InfluenceEdit

On the series Star Trek: The Next Generation, Commander William Riker is usually (and informally) called "Number One" by Captain Picard, because of his position as first officer on the USS Enterprise. On the series Star Trek: Discovery, set in 2256 (two years after the events of "The Cage"), female Commander Michael Burnham is referred to as "Number One" by Captain Georgiou, because of her position as first officer on the USS Shenzhou. Series creator Bryan Fuller had originally intended only to refer to the character as Number One, in honor of Majel Barrett's character, but the name Burnham was instead revealed during the first episode.[14][15]

Number One was first referred to as Una in the non-canonical 2016 novel trilogy Star Trek: Legacies, which was published by Pocket Books to mark the original series's 50th anniversary.
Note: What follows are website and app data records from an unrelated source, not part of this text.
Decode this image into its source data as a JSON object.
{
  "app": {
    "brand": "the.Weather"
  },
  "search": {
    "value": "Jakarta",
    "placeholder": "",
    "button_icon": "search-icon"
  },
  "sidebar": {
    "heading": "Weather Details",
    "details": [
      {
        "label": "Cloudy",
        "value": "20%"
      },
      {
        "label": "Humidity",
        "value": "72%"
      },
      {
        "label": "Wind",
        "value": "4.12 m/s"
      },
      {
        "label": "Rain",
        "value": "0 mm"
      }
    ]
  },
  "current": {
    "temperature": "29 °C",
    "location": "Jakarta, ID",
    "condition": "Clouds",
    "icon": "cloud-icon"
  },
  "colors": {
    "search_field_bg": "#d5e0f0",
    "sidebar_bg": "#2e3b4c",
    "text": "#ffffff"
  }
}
Authors Greg Cox, David Mack, Dayton Ward and Kevin Dilmore gave her a first name because she would have a central role in the novels.

See alsoEdit

ReferencesEdit

  1. ^ a b Coppa, Francesca (21 August 2008). "Women, "Star Trek," and the early development of fannish vidding". 1. doi:10.3983/twc.2008.0044 – via journal.transformativeworks.org.
  2. ^ Reilly, Ken (2019-04-19). "INTERVIEW: Diving Into STAR TREK: DISCOVERY's Finale with Season 3 Co-Showrunner Michelle Paradise". TrekCore Blog. Retrieved 2019-04-19.
  3. ^ "Number One". StarTrek.com. Retrieved 21 May 2017.
  4. ^ "INTERVIEW: Diving Into STAR TREK: DISCOVERY's Finale with Season 3 Co-Showrunner Michelle Paradise".
  5. ^ Cushman & Osborn (2013): p. 52
  6. ^ a b Alexander (1995): p. 210
  7. ^ a b Cushman & Osborn (2013): p. 53
  8. ^ Daniel Bernardi (1998). Star Trek and History: Race-Ing Toward a White Future. Rutgers University Press.[page needed]
  9. ^ Wildermuth, Mark E. (2014). Gender, Science Fiction Television, and the American Security State: 1958-Present. Springer. p. 79. ISBN 9781137408891.
  10. ^ Foster, Amy E. Integrating Women into the Astronaut Corps: Politics and Logistics at NASA, 1972–2004. JHU Press. ISBN 9781421403946.
  11. ^ Cushman & Osborn (2013): p. 65
  12. ^ Cushman & Osborn (2013): p. 69
  13. ^ Engel (1994): p. 65
  14. ^ "New Star Trek TV Show Details on Characters and More Revealed".
  15. ^ "New Star Trek: Discovery Details Reveal Timeline and Names". 29 August 2016.


BibliographyEdit

  • Alexander, David (1995). Star Trek Creator: The Authorized Biography of Gene Roddenberry. New York: Roc. ISBN 0-451-45440-5.
  • Cushman, Marc; Osborn, Susan (2013). These are the Voyages: TOS, Season One. San Diego, CA: Jacobs Brown Press. ISBN 978-0-9892381-1-3.
  • Engel, Joel (1994). Gene Roddenberry: The Myth and the Man Behind Star Trek. New York: Hyperion. ISBN 0-7868-6004-9.

Further readingEdit

External linksEdit